**What to produce:**
Your task is to repeat the lines below exactly, excluding any pictures they contain.

[Data records for software interfaces]
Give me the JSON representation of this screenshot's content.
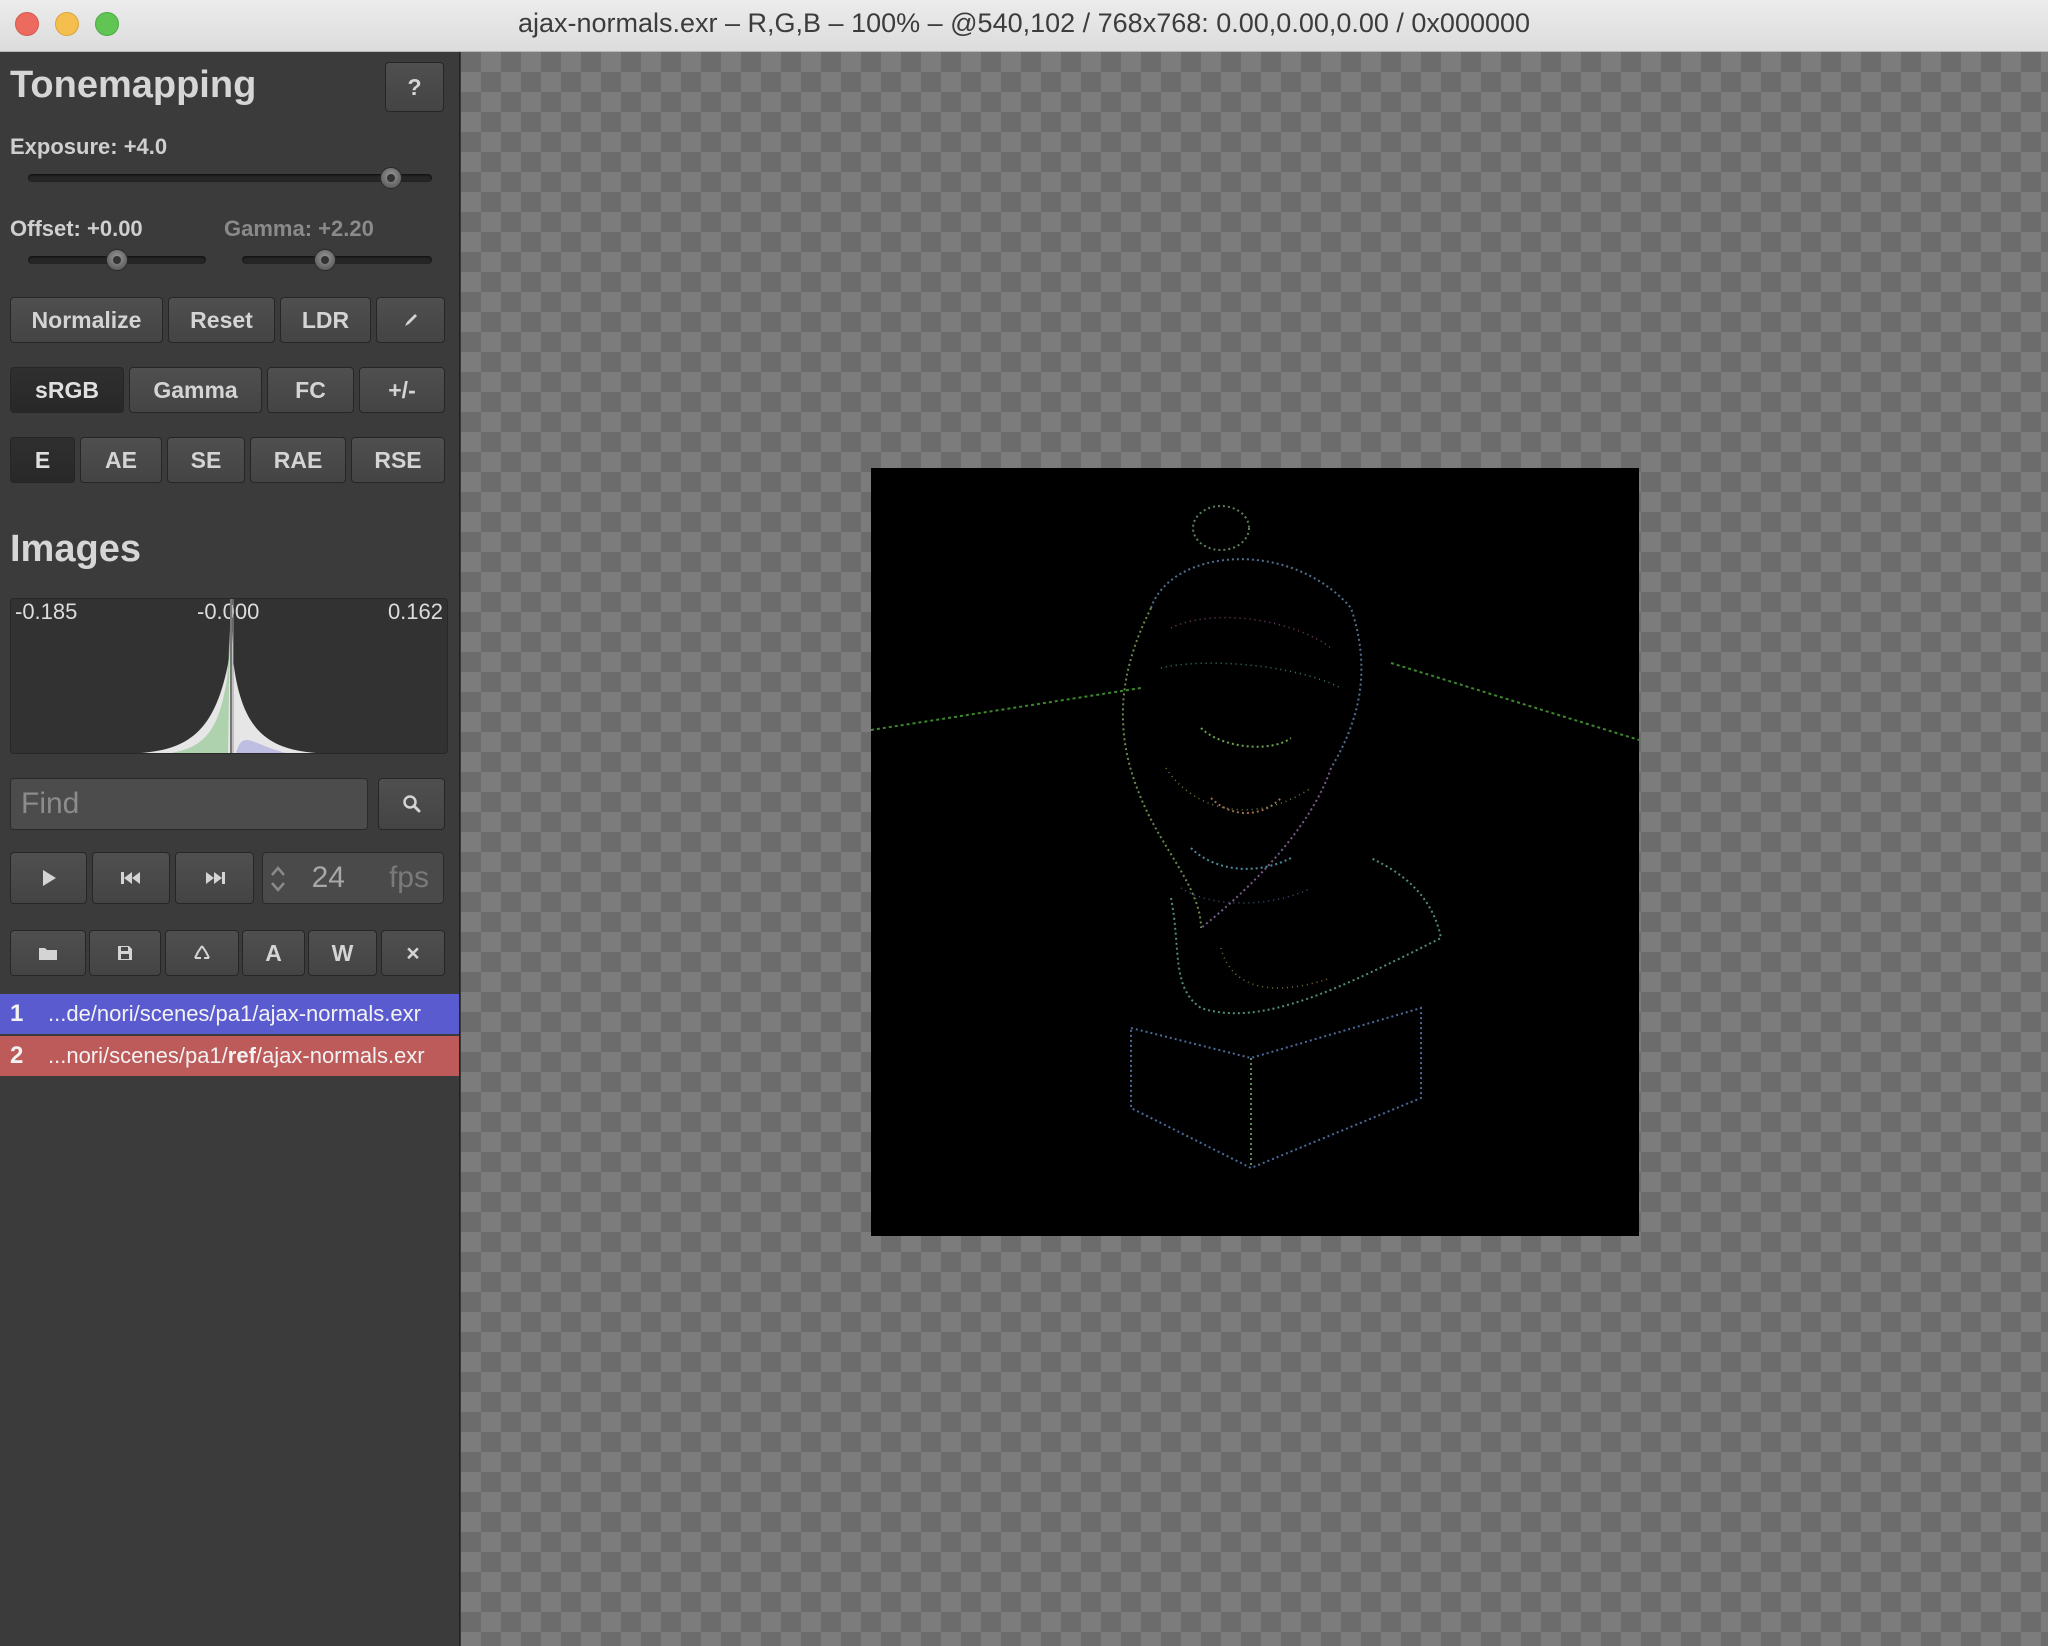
{
  "window": {
    "title": "ajax-normals.exr – R,G,B – 100% – @540,102 / 768x768: 0.00,0.00,0.00 / 0x000000"
  },
  "tonemapping": {
    "heading": "Tonemapping",
    "help_label": "?",
    "exposure_label": "Exposure: +4.0",
    "exposure_value": 4.0,
    "offset_label": "Offset: +0.00",
    "offset_value": 0.0,
    "gamma_label": "Gamma: +2.20",
    "gamma_value": 2.2,
    "buttons_row1": [
      "Normalize",
      "Reset",
      "LDR"
    ],
    "brush_icon": "brush-icon",
    "buttons_row2": [
      "sRGB",
      "Gamma",
      "FC",
      "+/-"
    ],
    "buttons_row3": [
      "E",
      "AE",
      "SE",
      "RAE",
      "RSE"
    ],
    "active_tonemap": "sRGB",
    "active_metric": "E"
  },
  "images": {
    "heading": "Images",
    "histogram": {
      "min_label": "-0.185",
      "mid_label": "-0.000",
      "max_label": "0.162"
    },
    "find_placeholder": "Find",
    "search_icon": "search-icon",
    "playback": {
      "play_icon": "play-icon",
      "prev_icon": "skip-back-icon",
      "next_icon": "skip-forward-icon",
      "fps_value": "24",
      "fps_unit": "fps"
    },
    "file_actions": {
      "open_icon": "folder-icon",
      "save_icon": "save-icon",
      "reload_icon": "recycle-icon",
      "reload_all_label": "A",
      "watch_label": "W",
      "close_label": "×"
    },
    "list": [
      {
        "index": "1",
        "path": "...de/nori/scenes/pa1/ajax-normals.exr",
        "color": "#5b5bd0"
      },
      {
        "index": "2",
        "path_pre": "...nori/scenes/pa1/",
        "path_bold": "ref",
        "path_post": "/ajax-normals.exr",
        "color": "#bd5a5a"
      }
    ]
  }
}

**Reply to the task:**
Give me the JSON representation of this screenshot's content.
{
  "window": {
    "title": "ajax-normals.exr – R,G,B – 100% – @540,102 / 768x768: 0.00,0.00,0.00 / 0x000000"
  },
  "tonemapping": {
    "heading": "Tonemapping",
    "help_label": "?",
    "exposure_label": "Exposure: +4.0",
    "exposure_value": 4.0,
    "offset_label": "Offset: +0.00",
    "offset_value": 0.0,
    "gamma_label": "Gamma: +2.20",
    "gamma_value": 2.2,
    "buttons_row1": [
      "Normalize",
      "Reset",
      "LDR"
    ],
    "brush_icon": "brush-icon",
    "buttons_row2": [
      "sRGB",
      "Gamma",
      "FC",
      "+/-"
    ],
    "buttons_row3": [
      "E",
      "AE",
      "SE",
      "RAE",
      "RSE"
    ],
    "active_tonemap": "sRGB",
    "active_metric": "E"
  },
  "images": {
    "heading": "Images",
    "histogram": {
      "min_label": "-0.185",
      "mid_label": "-0.000",
      "max_label": "0.162"
    },
    "find_placeholder": "Find",
    "search_icon": "search-icon",
    "playback": {
      "play_icon": "play-icon",
      "prev_icon": "skip-back-icon",
      "next_icon": "skip-forward-icon",
      "fps_value": "24",
      "fps_unit": "fps"
    },
    "file_actions": {
      "open_icon": "folder-icon",
      "save_icon": "save-icon",
      "reload_icon": "recycle-icon",
      "reload_all_label": "A",
      "watch_label": "W",
      "close_label": "×"
    },
    "list": [
      {
        "index": "1",
        "path": "...de/nori/scenes/pa1/ajax-normals.exr",
        "color": "#5b5bd0"
      },
      {
        "index": "2",
        "path_pre": "...nori/scenes/pa1/",
        "path_bold": "ref",
        "path_post": "/ajax-normals.exr",
        "color": "#bd5a5a"
      }
    ]
  }
}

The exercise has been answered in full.